An important caveat is that territory and sovereignty are matters of international law not subject to the UNCLOS. Nonetheless, disputes relating to the EEZ are pointedly the subject of the UNCLOS.
WHY IT MATTERS
EEZ means maritime zones (not necessarily territory in the usual ‘conquest’ or ‘historic’ sense) that we can, under international law and UNCLOS, consider as usable only by us. We can, by negotiation, lease or allow others to use the EEZ, but the extent to which the Philippine Executive can do this is governed by the 1987 Constitution.
NB: The map of PH EEZ is from Wikipedia.

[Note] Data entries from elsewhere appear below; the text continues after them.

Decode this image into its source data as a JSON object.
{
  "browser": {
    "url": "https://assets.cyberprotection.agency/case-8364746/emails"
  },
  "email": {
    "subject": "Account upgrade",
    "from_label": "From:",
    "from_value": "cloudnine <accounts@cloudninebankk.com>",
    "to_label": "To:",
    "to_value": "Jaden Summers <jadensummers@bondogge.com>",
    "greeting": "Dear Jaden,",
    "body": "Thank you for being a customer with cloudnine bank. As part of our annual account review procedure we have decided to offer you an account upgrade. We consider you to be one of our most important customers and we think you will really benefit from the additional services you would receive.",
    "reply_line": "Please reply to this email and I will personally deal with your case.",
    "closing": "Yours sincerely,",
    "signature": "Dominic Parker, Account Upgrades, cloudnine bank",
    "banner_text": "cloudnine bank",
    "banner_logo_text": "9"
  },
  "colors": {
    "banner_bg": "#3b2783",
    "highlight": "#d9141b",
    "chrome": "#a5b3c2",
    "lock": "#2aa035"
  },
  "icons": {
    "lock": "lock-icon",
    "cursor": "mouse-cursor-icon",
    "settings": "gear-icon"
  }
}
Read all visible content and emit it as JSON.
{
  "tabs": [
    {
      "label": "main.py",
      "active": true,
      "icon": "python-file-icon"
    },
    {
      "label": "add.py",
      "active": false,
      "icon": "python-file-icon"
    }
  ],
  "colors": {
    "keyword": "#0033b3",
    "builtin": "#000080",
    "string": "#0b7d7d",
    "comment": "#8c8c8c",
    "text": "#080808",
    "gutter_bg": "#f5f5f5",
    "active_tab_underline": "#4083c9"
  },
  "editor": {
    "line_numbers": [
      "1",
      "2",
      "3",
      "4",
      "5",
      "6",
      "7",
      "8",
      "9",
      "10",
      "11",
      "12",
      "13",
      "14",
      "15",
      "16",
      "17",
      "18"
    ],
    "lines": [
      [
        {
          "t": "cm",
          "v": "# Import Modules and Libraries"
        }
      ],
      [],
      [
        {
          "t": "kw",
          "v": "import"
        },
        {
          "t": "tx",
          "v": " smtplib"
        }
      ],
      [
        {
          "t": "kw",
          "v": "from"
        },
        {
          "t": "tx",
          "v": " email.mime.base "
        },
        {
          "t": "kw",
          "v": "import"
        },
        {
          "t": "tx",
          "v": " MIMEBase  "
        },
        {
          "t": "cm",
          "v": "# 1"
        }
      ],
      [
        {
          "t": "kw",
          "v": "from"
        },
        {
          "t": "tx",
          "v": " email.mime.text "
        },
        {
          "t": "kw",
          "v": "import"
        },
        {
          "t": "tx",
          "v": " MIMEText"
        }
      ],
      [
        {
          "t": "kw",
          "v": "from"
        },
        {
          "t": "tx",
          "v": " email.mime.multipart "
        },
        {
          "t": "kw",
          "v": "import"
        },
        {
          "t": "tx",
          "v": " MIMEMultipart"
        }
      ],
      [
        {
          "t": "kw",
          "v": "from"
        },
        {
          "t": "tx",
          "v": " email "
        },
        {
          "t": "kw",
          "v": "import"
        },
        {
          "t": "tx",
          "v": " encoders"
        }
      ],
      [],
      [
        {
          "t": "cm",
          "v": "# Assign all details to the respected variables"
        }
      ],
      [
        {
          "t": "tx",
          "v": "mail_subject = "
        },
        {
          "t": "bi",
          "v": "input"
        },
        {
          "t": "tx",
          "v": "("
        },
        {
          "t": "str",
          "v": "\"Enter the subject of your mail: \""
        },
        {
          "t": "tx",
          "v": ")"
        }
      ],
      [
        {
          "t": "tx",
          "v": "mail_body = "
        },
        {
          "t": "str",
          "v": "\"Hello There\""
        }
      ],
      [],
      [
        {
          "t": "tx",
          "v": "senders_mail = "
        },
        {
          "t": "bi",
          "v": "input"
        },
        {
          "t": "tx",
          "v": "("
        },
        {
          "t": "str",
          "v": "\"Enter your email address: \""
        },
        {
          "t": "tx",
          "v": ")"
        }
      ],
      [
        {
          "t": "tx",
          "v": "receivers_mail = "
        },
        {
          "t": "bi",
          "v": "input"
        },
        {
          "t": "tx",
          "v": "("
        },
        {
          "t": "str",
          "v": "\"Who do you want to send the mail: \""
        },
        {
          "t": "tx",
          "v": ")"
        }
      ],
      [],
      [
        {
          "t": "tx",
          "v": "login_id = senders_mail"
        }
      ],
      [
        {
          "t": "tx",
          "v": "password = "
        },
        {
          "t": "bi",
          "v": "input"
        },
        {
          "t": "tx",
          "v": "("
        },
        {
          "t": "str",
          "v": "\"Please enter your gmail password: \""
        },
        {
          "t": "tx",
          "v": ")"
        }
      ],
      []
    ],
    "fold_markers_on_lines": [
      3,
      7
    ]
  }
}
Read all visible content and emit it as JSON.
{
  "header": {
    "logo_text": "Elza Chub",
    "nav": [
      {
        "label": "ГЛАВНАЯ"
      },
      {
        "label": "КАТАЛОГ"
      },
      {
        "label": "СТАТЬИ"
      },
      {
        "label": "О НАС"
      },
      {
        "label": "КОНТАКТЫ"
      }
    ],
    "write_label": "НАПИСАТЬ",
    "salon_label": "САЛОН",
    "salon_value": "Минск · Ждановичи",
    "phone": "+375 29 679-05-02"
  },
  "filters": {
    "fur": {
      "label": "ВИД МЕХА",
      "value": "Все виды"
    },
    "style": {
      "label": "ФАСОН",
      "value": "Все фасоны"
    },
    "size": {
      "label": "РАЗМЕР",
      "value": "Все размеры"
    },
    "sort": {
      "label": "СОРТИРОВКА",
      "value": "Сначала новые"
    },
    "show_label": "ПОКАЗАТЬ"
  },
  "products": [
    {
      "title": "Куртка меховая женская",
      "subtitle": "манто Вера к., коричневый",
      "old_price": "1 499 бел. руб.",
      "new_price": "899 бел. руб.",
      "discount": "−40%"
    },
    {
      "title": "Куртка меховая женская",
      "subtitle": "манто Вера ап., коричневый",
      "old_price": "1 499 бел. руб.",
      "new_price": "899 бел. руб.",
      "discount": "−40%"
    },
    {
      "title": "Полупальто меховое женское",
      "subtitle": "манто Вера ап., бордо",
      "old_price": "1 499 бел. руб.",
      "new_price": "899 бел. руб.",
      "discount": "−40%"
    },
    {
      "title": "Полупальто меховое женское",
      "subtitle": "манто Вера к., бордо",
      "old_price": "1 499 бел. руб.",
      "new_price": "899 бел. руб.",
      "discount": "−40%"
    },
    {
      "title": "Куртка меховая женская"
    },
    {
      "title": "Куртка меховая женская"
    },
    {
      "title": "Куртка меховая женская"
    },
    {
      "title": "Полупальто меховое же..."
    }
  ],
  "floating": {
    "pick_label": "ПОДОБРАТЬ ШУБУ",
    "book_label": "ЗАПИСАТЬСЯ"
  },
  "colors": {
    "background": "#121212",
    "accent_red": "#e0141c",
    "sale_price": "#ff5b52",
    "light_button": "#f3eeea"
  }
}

The macro textbooks usually say that inflation comes from the supply of money. In a regime of fiat monies, central banks “compete” at providing stable money. However, some central banks’ hands are tied by their governments’ desire to use the inflation tax. If you don’t trust the local money, you can always switch to foreign exchange, gold, or even Bitcoin.
But if money is what folks accept as such, its devaluation must also come from folks collectively thinking that the central bank intends to print more. Its rise in purchasing power can also come from holders thinking of it as a “safe” money.
Veblen once defined institutions as collective habits of thought (at p.107). That means that to predict inflation, one must anticipate the price expectations and strategies of buyers and sellers of money. Today, cash is king, so that it makes sense to see low or even negative inflation and interest rates.
This means that the macro textbooks don’t have the full story. Inflation is also a story of institutions in the sense of Veblen.
If only to inspire economics students to study history, and how to apply economics to solve historical puzzles, here’s an example of a very interesting study.
In this work, Douglas Allen and Peter Leeson explain the economics of warfare in the medieval ages, focusing on the technologies of the long bow versus the short bow.
Perhaps, perhaps, one can conclude that major human endeavors, including war and struggles for power, are drivers of innovation. This echoes the idea of ‘creative destruction’ from Josef Schumpeter.
Is it all about bargaining power? Or is it something else?
Bryan Caplan explores. It is hard to argue against freedom of contract, along with the right to privacy.